Monday saw him in Gerno di Lesmo for the traditional photo shoots with his new bike, while on Tuesday Valentino Rossi stopped off in Milan, popping into the Radio Deejay studios to guest on the “DEEJAY CHIAMA ITALIA” show, presented by Linus and Nicola Savino. A busy couple of days for the Doctor, his holidays already a distant memory.
“I was already back training last week – he commented – I had a month and a half off anyway with the race at the Ranch and then some holiday time. I spent part of the time in Jamaica with the guys from the Academy, there were around fifteen of us including wives and girlfriends, and then we went to the mountains, to Madonna di Campiglio”.
Rossi then comments briefly on Dani Pedrosa, who has been back in surgery again following his latest injury.
“Dani has had many physical problems. There's always a danger of course, both on track and off. Look at what happened to Hayden and Schumi”.
Talk also turns to Hamilton, who presenter Linus refers to as a show-off.
“We Italians generally keep a low profile, because if you show off and something goes wrong they rip you to pieces. Lewis keeps himself busy, I see he goes skiing with Ken Block. I wrote to him to invite him to the Ranch, but he's always so busy. Once I said, 'Shall we do next Tuesday?' and he replied, 'OK, but that afternoon I have to leave for Miami', so we haven't done anything yet. If he comes in his jet, we can have him land at Rimini airport (he smiles)”
Meanwhile, Rossi is focusing on the 2019 season, his first season as an 'over 40'.
“My dream was always to race in the world championship. Thirty years ago, riders were older because they started to race later. Now riders begin at a very young age. Personally, I never though I'd be racing at 40, it's not the norm, the important thing is to remain competitive. Perhaps it will become the norm in the future. My renewal last year? When I signed, I realised that a two-year agreement would take me to 40, I can't deny that I had to think hard about whether I should do it. I've always been convinced that if we can improve the bike we can be strong”.
Rossi clearly has the experience, as well as a touch of fear.
“I have it, like all riders. With experience, you get to know the tracks and work well for the race, even if a youngster is braver and less scared of crashing, also if he crashes, he recovers quicker. As I've said, we are all scared, some more so, some less so, it's something you have to realise, though much depends on how you react. With the passing of the years, you're more careful, in Moto3 and Moto2 the guys are perhaps crazier. Brave riders? I'd say the Japanese, the Indonesians but also the Brits particularly in the wet”.

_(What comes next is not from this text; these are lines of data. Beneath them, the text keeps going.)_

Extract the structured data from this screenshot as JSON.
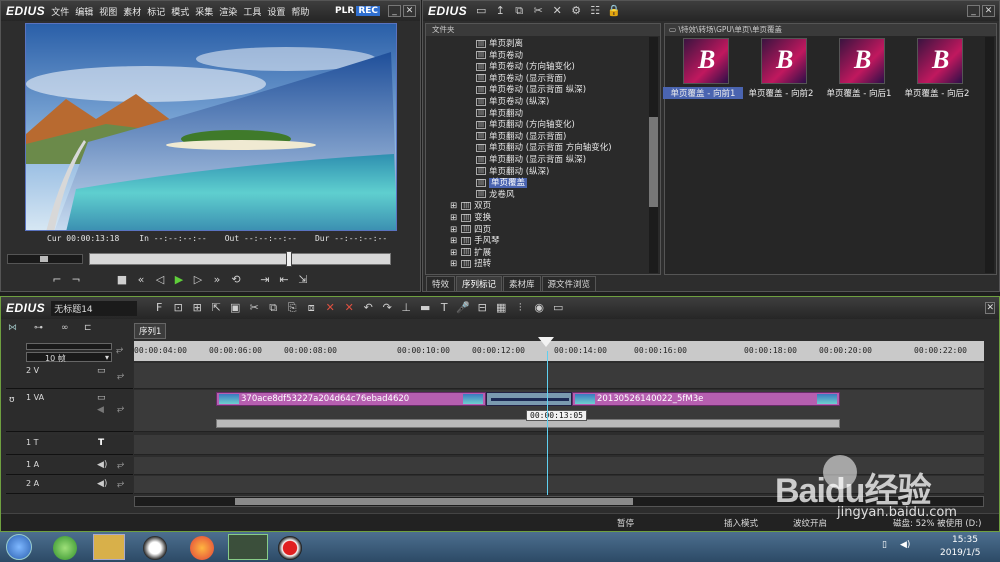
{
  "player": {
    "logo": "EDIUS",
    "menu": [
      "文件",
      "编辑",
      "视图",
      "素材",
      "标记",
      "模式",
      "采集",
      "渲染",
      "工具",
      "设置",
      "帮助"
    ],
    "mode_plr": "PLR",
    "mode_rec": "REC",
    "cur_label": "Cur",
    "cur_value": "00:00:13:18",
    "in_label": "In",
    "in_value": "--:--:--:--",
    "out_label": "Out",
    "out_value": "--:--:--:--",
    "dur_label": "Dur",
    "dur_value": "--:--:--:--"
  },
  "effects": {
    "logo": "EDIUS",
    "folder_header": "文件夹",
    "path": "\\特效\\转场\\GPU\\单页\\单页覆盖",
    "tree": [
      {
        "label": "单页剥离",
        "type": "leaf"
      },
      {
        "label": "单页卷动",
        "type": "leaf"
      },
      {
        "label": "单页卷动 (方向轴变化)",
        "type": "leaf"
      },
      {
        "label": "单页卷动 (显示背面)",
        "type": "leaf"
      },
      {
        "label": "单页卷动 (显示背面 纵深)",
        "type": "leaf"
      },
      {
        "label": "单页卷动 (纵深)",
        "type": "leaf"
      },
      {
        "label": "单页翻动",
        "type": "leaf"
      },
      {
        "label": "单页翻动 (方向轴变化)",
        "type": "leaf"
      },
      {
        "label": "单页翻动 (显示背面)",
        "type": "leaf"
      },
      {
        "label": "单页翻动 (显示背面 方向轴变化)",
        "type": "leaf"
      },
      {
        "label": "单页翻动 (显示背面 纵深)",
        "type": "leaf"
      },
      {
        "label": "单页翻动 (纵深)",
        "type": "leaf"
      },
      {
        "label": "单页覆盖",
        "type": "leaf",
        "selected": true
      },
      {
        "label": "龙卷风",
        "type": "leaf"
      },
      {
        "label": "双页",
        "type": "folder"
      },
      {
        "label": "变换",
        "type": "folder"
      },
      {
        "label": "四页",
        "type": "folder"
      },
      {
        "label": "手风琴",
        "type": "folder"
      },
      {
        "label": "扩展",
        "type": "folder"
      },
      {
        "label": "扭转",
        "type": "folder"
      }
    ],
    "clips": [
      "单页覆盖 - 向前1",
      "单页覆盖 - 向前2",
      "单页覆盖 - 向后1",
      "单页覆盖 - 向后2"
    ],
    "tabs": [
      "特效",
      "序列标记",
      "素材库",
      "源文件浏览"
    ]
  },
  "recorder": {
    "logo": "EDIUS",
    "project_name": "无标题14",
    "sequence_tab": "序列1",
    "zoom_label": "10 帧",
    "ruler": [
      "00:00:04:00",
      "00:00:06:00",
      "00:00:08:00",
      "00:00:10:00",
      "00:00:12:00",
      "00:00:14:00",
      "00:00:16:00",
      "00:00:18:00",
      "00:00:20:00",
      "00:00:22:00"
    ],
    "tracks": [
      {
        "name": "2 V"
      },
      {
        "name": "1 VA"
      },
      {
        "name": "1 T"
      },
      {
        "name": "1 A"
      },
      {
        "name": "2 A"
      }
    ],
    "clip_a": "370ace8df53227a204d64c76ebad4620",
    "clip_b": "20130526140022_5fM3e",
    "tooltip": "00:00:13:05",
    "status": [
      "暂停",
      "插入模式",
      "波纹开启",
      "磁盘: 52% 被使用 (D:)"
    ]
  },
  "taskbar": {
    "time": "15:35",
    "date": "2019/1/5"
  },
  "watermark": {
    "brand": "Baidu经验",
    "url": "jingyan.baidu.com"
  }
}
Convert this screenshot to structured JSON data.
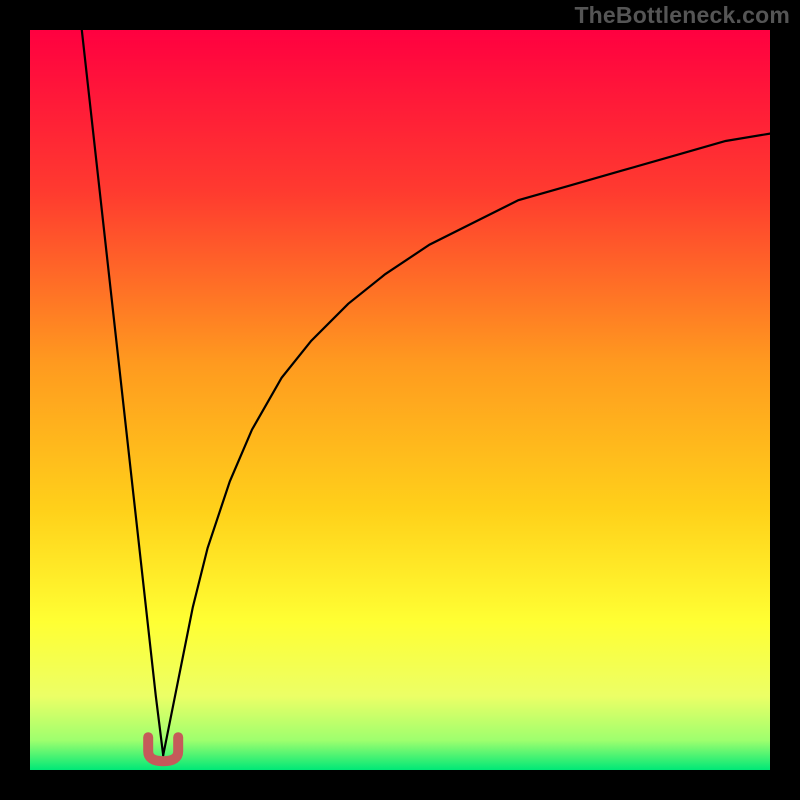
{
  "watermark": "TheBottleneck.com",
  "colors": {
    "marker": "#c55a5a",
    "curve": "#000000",
    "gradient_stops": [
      {
        "offset": "0%",
        "color": "#ff0040"
      },
      {
        "offset": "22%",
        "color": "#ff3b2f"
      },
      {
        "offset": "45%",
        "color": "#ff9a1f"
      },
      {
        "offset": "65%",
        "color": "#ffd11a"
      },
      {
        "offset": "80%",
        "color": "#ffff33"
      },
      {
        "offset": "90%",
        "color": "#ecff66"
      },
      {
        "offset": "96%",
        "color": "#9eff6e"
      },
      {
        "offset": "100%",
        "color": "#00e877"
      }
    ]
  },
  "chart_data": {
    "type": "line",
    "title": "",
    "xlabel": "",
    "ylabel": "",
    "xlim": [
      0,
      100
    ],
    "ylim": [
      0,
      100
    ],
    "description": "Bottleneck-style curve: minimum near x≈18 at y≈2; steep descent from top-left, rising asymptotic branch to the right ending near y≈86 at x=100.",
    "series": [
      {
        "name": "left-branch",
        "x": [
          7,
          8,
          9,
          10,
          11,
          12,
          13,
          14,
          15,
          16,
          17,
          18
        ],
        "y": [
          100,
          91,
          82,
          73,
          64,
          55,
          46,
          37,
          28,
          19,
          10,
          2
        ]
      },
      {
        "name": "right-branch",
        "x": [
          18,
          20,
          22,
          24,
          27,
          30,
          34,
          38,
          43,
          48,
          54,
          60,
          66,
          73,
          80,
          87,
          94,
          100
        ],
        "y": [
          2,
          12,
          22,
          30,
          39,
          46,
          53,
          58,
          63,
          67,
          71,
          74,
          77,
          79,
          81,
          83,
          85,
          86
        ]
      }
    ],
    "marker": {
      "x": 18,
      "y": 2,
      "shape": "u",
      "color": "#c55a5a"
    }
  }
}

Those who love to take a little risk undoubtedly include a certain Marc Marquez.
“Marc takes a lot of risks, he's very brave and sometimes appears to have no fear. He's strong, because he gets hurt and gets back up, runs to the garage and gets straight back out on the other bike. I watch him of course, we riders do that a lot, we're all interested in what the others are doing. We keep an eye on each other on social media too, we're all curious about training and nutrition. Have I stolen any secrets from other riders? In certain situations maybe, generally things relating to training!.
Next season, Valentino will also be up against his young 'pupils' Morbidelli and Bagnaia, both keen to beat their mentor.
“Franco and Pecco are the strongest. We worked for Morbidelli to have Ramon Forcada as crew chief, he knows the M1 like the back of his hand. At one point, I questioned whether this wasn't a conflict of interest with myself.”
And what about Luca Marini?
“He was very strong last year, he grew a great deal, particularly in the second part of the season, when he got on better with the bike. He scored podiums, two poles and finally the win in Malaysia. I have to say I cried for him, we're good brothers and I really like helping him. A passing of the baton to him in MotoGP? Who knows, if he's fast, we might even race together".
Racing aside, Valentino was asked whether he is likely to become a father.
“My grandmother, Graziano's mum, who sadly passed away some years ago would always ask me that. My mum now realises that it's better to leave it. Perhaps it's better to focus on Luca (he jokes).